*Prompt*
Could you output every record again, exactly as given?

*Dataset records*
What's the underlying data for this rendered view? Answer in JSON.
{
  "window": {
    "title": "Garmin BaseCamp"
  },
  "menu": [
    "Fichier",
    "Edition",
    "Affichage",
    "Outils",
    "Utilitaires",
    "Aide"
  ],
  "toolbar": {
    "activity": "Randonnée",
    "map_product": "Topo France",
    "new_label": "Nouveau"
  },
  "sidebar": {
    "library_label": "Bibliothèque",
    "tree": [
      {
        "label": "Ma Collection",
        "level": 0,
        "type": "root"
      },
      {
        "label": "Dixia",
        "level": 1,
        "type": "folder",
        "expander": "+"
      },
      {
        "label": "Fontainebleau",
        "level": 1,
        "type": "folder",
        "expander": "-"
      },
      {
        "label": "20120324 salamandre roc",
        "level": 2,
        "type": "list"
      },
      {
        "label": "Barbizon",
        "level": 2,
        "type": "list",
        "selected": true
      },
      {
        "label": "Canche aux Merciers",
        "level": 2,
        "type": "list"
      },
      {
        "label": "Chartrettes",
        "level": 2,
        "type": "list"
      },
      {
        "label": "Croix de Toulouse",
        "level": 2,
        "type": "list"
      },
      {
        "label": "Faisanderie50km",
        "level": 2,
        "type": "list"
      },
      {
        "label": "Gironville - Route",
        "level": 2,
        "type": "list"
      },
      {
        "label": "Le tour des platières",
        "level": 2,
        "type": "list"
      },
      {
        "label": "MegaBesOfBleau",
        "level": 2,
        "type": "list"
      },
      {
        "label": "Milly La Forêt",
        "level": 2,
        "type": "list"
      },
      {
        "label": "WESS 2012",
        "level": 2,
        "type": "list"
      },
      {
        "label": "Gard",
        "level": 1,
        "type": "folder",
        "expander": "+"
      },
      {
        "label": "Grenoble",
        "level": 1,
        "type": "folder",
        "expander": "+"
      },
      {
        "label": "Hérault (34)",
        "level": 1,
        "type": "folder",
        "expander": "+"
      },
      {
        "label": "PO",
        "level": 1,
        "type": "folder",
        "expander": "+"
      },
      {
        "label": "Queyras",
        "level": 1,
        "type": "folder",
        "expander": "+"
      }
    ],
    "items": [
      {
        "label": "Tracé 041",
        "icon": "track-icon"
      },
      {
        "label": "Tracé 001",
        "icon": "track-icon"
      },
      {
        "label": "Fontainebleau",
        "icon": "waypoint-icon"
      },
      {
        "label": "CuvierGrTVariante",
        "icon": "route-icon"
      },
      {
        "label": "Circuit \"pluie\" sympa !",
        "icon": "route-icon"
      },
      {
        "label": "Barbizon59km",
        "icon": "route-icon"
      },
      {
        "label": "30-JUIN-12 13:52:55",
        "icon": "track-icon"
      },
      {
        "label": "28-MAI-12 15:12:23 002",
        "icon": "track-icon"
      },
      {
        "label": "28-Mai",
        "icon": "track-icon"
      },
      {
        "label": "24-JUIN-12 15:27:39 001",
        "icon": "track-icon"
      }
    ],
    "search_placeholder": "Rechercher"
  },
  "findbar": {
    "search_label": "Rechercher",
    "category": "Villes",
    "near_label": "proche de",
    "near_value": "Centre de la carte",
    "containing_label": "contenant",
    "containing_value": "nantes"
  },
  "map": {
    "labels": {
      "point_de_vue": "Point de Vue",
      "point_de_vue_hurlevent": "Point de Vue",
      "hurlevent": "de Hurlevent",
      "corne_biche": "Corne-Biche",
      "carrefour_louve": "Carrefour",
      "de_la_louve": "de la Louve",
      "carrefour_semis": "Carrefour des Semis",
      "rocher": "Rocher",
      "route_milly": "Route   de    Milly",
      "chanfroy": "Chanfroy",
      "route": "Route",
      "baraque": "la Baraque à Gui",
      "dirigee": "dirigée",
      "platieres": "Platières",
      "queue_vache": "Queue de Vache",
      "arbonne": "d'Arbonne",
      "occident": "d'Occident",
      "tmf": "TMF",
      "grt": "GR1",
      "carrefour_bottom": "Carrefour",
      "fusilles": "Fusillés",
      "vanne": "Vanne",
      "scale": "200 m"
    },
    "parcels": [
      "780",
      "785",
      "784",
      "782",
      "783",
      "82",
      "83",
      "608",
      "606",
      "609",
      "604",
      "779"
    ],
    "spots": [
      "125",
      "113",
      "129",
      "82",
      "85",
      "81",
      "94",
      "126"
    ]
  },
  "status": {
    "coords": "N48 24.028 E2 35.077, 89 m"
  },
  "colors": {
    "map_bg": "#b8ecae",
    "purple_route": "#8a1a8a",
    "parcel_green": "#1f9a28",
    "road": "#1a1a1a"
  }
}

*Exercise response*
What's the underlying data for this rendered view? Answer in JSON.
{
  "window": {
    "title": "Garmin BaseCamp"
  },
  "menu": [
    "Fichier",
    "Edition",
    "Affichage",
    "Outils",
    "Utilitaires",
    "Aide"
  ],
  "toolbar": {
    "activity": "Randonnée",
    "map_product": "Topo France",
    "new_label": "Nouveau"
  },
  "sidebar": {
    "library_label": "Bibliothèque",
    "tree": [
      {
        "label": "Ma Collection",
        "level": 0,
        "type": "root"
      },
      {
        "label": "Dixia",
        "level": 1,
        "type": "folder",
        "expander": "+"
      },
      {
        "label": "Fontainebleau",
        "level": 1,
        "type": "folder",
        "expander": "-"
      },
      {
        "label": "20120324 salamandre roc",
        "level": 2,
        "type": "list"
      },
      {
        "label": "Barbizon",
        "level": 2,
        "type": "list",
        "selected": true
      },
      {
        "label": "Canche aux Merciers",
        "level": 2,
        "type": "list"
      },
      {
        "label": "Chartrettes",
        "level": 2,
        "type": "list"
      },
      {
        "label": "Croix de Toulouse",
        "level": 2,
        "type": "list"
      },
      {
        "label": "Faisanderie50km",
        "level": 2,
        "type": "list"
      },
      {
        "label": "Gironville - Route",
        "level": 2,
        "type": "list"
      },
      {
        "label": "Le tour des platières",
        "level": 2,
        "type": "list"
      },
      {
        "label": "MegaBesOfBleau",
        "level": 2,
        "type": "list"
      },
      {
        "label": "Milly La Forêt",
        "level": 2,
        "type": "list"
      },
      {
        "label": "WESS 2012",
        "level": 2,
        "type": "list"
      },
      {
        "label": "Gard",
        "level": 1,
        "type": "folder",
        "expander": "+"
      },
      {
        "label": "Grenoble",
        "level": 1,
        "type": "folder",
        "expander": "+"
      },
      {
        "label": "Hérault (34)",
        "level": 1,
        "type": "folder",
        "expander": "+"
      },
      {
        "label": "PO",
        "level": 1,
        "type": "folder",
        "expander": "+"
      },
      {
        "label": "Queyras",
        "level": 1,
        "type": "folder",
        "expander": "+"
      }
    ],
    "items": [
      {
        "label": "Tracé 041",
        "icon": "track-icon"
      },
      {
        "label": "Tracé 001",
        "icon": "track-icon"
      },
      {
        "label": "Fontainebleau",
        "icon": "waypoint-icon"
      },
      {
        "label": "CuvierGrTVariante",
        "icon": "route-icon"
      },
      {
        "label": "Circuit \"pluie\" sympa !",
        "icon": "route-icon"
      },
      {
        "label": "Barbizon59km",
        "icon": "route-icon"
      },
      {
        "label": "30-JUIN-12 13:52:55",
        "icon": "track-icon"
      },
      {
        "label": "28-MAI-12 15:12:23 002",
        "icon": "track-icon"
      },
      {
        "label": "28-Mai",
        "icon": "track-icon"
      },
      {
        "label": "24-JUIN-12 15:27:39 001",
        "icon": "track-icon"
      }
    ],
    "search_placeholder": "Rechercher"
  },
  "findbar": {
    "search_label": "Rechercher",
    "category": "Villes",
    "near_label": "proche de",
    "near_value": "Centre de la carte",
    "containing_label": "contenant",
    "containing_value": "nantes"
  },
  "map": {
    "labels": {
      "point_de_vue": "Point de Vue",
      "point_de_vue_hurlevent": "Point de Vue",
      "hurlevent": "de Hurlevent",
      "corne_biche": "Corne-Biche",
      "carrefour_louve": "Carrefour",
      "de_la_louve": "de la Louve",
      "carrefour_semis": "Carrefour des Semis",
      "rocher": "Rocher",
      "route_milly": "Route   de    Milly",
      "chanfroy": "Chanfroy",
      "route": "Route",
      "baraque": "la Baraque à Gui",
      "dirigee": "dirigée",
      "platieres": "Platières",
      "queue_vache": "Queue de Vache",
      "arbonne": "d'Arbonne",
      "occident": "d'Occident",
      "tmf": "TMF",
      "grt": "GR1",
      "carrefour_bottom": "Carrefour",
      "fusilles": "Fusillés",
      "vanne": "Vanne",
      "scale": "200 m"
    },
    "parcels": [
      "780",
      "785",
      "784",
      "782",
      "783",
      "82",
      "83",
      "608",
      "606",
      "609",
      "604",
      "779"
    ],
    "spots": [
      "125",
      "113",
      "129",
      "82",
      "85",
      "81",
      "94",
      "126"
    ]
  },
  "status": {
    "coords": "N48 24.028 E2 35.077, 89 m"
  },
  "colors": {
    "map_bg": "#b8ecae",
    "purple_route": "#8a1a8a",
    "parcel_green": "#1f9a28",
    "road": "#1a1a1a"
  }
}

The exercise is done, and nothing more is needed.